Third-generation coal miner Robby Bailey is featured in Coal: A Love Story, a multimedia extravaganza created by a team of UNC students.
In Coal: A Love Story, one of the videos produced by UNC's students, coal queen pageant contestant Arianna Bailey competes for a crown to represent her family’s way of life.
One video on the Powering a Nation site is titled "If I Don't Speak" and follows Chicago teen Luis Vega, who organizes a march to bring attention to the harm caused by coal-fired power plants. But first, he must gather the courage to speak out for his community.
Coal: A Love Story project edgy for students
When the Powering a Nation team came to executive producer Laura Ruel to tell her what they had settled on for this year’s project, she wasn’t sure about the title. It was edgy. It was provocative. And it was risky.
But Coal: A Love Story is much more than a catchy name. The website, which debuted this summer and launched more content August 26. It is a multimedia extravaganza as rich in storytelling as it is flashy in presentation. Motion graphics, multimedia documentaries, interactive games and blogs are all a part of the site. The scrolling format allows viewers to choose where to click to tell the story of coal and learn why “it’s not just a rock. It’s power. It’s people. It’s a relationship” — the site’s tagline.
Powering a Nation is Carolina’s contribution to the Carnegie-Knight Initiative on the Future of Journalism Education’s News21 project, in which 12 top journalism programs are participating. The project is funded by the Carnegie Corp. of New York and John S. and James L. Knight Foundation. The UNC School of Journalism and Mass Communication is in its third year of News21 and is the only participant to stick with the same topic – energy – all three years. It also is the only school in the initiative to create an experience that is fully student produced. All aspects of the site — from research to design to programming — were completed by the student fellows.
The project is an experiment in knowledge-based journalism, with 11 fellows — a mix of undergraduate and graduate students — immersing themselves in the chosen topic in a spring semester class taught by Ruel, also the Hugh Morton Distinguished Associate Professor of Multimedia Journalism. Then they disperse for 10 weeks to shoot and edit the stories. “Their ways of telling stories are so innovative, and they have the skills to do it,” Ruel said. Even the marketing of the site is unique, like boxed launch invitations that feature a real lump of coal set in a photo of an engagement ring.

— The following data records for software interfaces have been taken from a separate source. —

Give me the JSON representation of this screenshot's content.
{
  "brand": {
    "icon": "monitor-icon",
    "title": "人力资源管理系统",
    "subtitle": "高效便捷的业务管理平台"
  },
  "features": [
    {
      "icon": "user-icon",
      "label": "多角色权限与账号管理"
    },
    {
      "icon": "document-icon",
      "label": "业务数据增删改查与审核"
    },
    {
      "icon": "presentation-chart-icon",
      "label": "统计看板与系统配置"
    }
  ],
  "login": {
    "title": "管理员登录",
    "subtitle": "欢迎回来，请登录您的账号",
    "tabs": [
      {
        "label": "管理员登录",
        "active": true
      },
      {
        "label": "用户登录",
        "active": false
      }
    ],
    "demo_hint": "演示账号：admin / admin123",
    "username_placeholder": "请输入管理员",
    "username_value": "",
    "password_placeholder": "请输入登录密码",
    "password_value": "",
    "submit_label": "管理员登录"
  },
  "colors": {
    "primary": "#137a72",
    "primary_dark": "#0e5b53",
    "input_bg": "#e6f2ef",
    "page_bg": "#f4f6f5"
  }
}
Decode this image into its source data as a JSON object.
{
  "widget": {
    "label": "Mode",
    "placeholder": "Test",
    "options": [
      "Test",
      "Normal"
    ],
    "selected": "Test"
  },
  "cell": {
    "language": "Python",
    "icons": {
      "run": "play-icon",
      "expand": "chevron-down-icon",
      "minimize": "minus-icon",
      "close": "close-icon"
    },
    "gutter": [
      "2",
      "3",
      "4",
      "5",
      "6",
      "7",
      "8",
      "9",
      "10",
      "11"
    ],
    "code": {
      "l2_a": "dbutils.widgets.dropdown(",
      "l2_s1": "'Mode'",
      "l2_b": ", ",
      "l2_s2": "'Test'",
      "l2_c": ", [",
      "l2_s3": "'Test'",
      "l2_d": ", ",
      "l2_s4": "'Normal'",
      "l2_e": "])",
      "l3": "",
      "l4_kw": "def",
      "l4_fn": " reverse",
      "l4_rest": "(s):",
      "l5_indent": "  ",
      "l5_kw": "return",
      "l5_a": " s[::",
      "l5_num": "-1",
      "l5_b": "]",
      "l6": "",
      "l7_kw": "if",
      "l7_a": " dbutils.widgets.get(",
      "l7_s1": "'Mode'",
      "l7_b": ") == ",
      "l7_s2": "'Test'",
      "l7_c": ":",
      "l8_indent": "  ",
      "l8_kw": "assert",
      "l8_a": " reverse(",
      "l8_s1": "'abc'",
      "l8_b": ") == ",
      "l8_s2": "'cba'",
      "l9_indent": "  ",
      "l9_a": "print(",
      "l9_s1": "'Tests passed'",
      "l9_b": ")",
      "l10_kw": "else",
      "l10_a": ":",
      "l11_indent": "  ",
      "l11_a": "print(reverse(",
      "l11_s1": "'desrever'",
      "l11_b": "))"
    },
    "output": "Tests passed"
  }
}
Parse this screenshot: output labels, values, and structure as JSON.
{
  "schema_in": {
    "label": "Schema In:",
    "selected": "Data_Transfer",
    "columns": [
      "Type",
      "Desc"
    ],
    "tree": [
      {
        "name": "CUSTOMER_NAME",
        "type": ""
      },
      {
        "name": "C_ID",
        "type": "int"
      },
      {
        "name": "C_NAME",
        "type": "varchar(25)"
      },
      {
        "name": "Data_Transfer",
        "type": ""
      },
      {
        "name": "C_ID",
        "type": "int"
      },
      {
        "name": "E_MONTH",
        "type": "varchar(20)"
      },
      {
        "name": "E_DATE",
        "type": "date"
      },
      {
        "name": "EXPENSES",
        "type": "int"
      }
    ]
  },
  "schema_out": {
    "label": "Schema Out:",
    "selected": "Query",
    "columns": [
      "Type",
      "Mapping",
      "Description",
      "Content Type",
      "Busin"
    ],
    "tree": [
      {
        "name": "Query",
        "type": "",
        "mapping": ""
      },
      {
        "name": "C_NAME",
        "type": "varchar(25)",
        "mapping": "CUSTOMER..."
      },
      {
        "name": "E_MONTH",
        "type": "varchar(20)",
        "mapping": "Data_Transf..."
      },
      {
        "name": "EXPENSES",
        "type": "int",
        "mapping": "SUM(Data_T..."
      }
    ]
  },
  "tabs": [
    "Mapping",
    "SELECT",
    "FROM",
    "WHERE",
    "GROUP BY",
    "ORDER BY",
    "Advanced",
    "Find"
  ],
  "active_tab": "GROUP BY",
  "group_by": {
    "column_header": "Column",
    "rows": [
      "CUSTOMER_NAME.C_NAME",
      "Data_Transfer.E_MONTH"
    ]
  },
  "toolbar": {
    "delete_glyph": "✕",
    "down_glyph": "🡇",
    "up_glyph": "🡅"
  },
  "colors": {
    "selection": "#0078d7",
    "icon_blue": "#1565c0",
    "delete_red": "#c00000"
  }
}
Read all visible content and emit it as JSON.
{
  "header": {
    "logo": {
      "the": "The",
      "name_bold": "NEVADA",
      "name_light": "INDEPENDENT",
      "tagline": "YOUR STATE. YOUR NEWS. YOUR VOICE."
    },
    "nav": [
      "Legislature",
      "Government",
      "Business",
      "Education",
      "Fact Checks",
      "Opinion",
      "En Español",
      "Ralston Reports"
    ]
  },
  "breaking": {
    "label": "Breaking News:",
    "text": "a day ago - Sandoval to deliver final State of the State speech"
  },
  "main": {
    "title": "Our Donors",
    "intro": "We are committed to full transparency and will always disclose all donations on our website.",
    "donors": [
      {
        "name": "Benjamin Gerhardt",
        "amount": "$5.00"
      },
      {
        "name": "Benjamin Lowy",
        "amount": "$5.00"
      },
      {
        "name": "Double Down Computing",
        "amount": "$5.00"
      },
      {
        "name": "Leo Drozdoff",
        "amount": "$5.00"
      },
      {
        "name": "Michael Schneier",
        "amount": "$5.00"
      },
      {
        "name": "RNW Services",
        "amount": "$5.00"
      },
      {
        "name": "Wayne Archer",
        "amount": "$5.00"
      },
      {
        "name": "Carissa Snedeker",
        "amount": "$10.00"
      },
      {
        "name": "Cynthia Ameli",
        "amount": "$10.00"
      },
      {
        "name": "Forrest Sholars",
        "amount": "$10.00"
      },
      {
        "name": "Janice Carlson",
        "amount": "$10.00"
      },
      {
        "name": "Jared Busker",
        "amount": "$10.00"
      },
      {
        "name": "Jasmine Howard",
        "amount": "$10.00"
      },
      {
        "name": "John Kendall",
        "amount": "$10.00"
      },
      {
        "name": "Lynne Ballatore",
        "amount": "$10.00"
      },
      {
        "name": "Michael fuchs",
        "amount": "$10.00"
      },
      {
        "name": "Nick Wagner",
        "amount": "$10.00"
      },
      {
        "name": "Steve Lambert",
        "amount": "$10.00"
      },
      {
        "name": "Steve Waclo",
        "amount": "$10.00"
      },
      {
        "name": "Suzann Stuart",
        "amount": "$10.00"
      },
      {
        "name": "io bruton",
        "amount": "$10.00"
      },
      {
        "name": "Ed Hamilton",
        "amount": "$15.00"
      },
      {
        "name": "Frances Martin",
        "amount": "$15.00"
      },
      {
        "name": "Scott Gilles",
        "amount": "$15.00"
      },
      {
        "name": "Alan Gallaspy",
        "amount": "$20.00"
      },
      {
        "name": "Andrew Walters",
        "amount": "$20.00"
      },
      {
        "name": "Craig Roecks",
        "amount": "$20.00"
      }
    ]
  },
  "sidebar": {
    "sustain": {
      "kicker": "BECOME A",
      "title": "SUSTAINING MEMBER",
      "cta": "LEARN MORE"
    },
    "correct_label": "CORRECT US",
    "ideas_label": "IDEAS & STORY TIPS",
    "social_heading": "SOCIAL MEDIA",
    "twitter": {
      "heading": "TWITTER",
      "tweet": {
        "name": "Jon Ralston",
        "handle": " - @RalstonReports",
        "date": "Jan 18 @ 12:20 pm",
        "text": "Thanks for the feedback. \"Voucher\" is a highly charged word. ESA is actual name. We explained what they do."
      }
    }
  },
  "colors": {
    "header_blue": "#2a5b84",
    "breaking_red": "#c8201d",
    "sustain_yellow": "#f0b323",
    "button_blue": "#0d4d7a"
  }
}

Delphine Andrews, managing editor and marketing director, came up with that idea and also guerrilla marketing techniques like static cling stickers. Like the stories that combine coal miners’ daughters and coal plant protesters with statistics about America’s dependence on coal into one cohesive package, Andrews wanted the marketing to push the envelope, too. “Either I want to succeed hugely or fail hugely,” she said. “I don’t want to be in the middle.”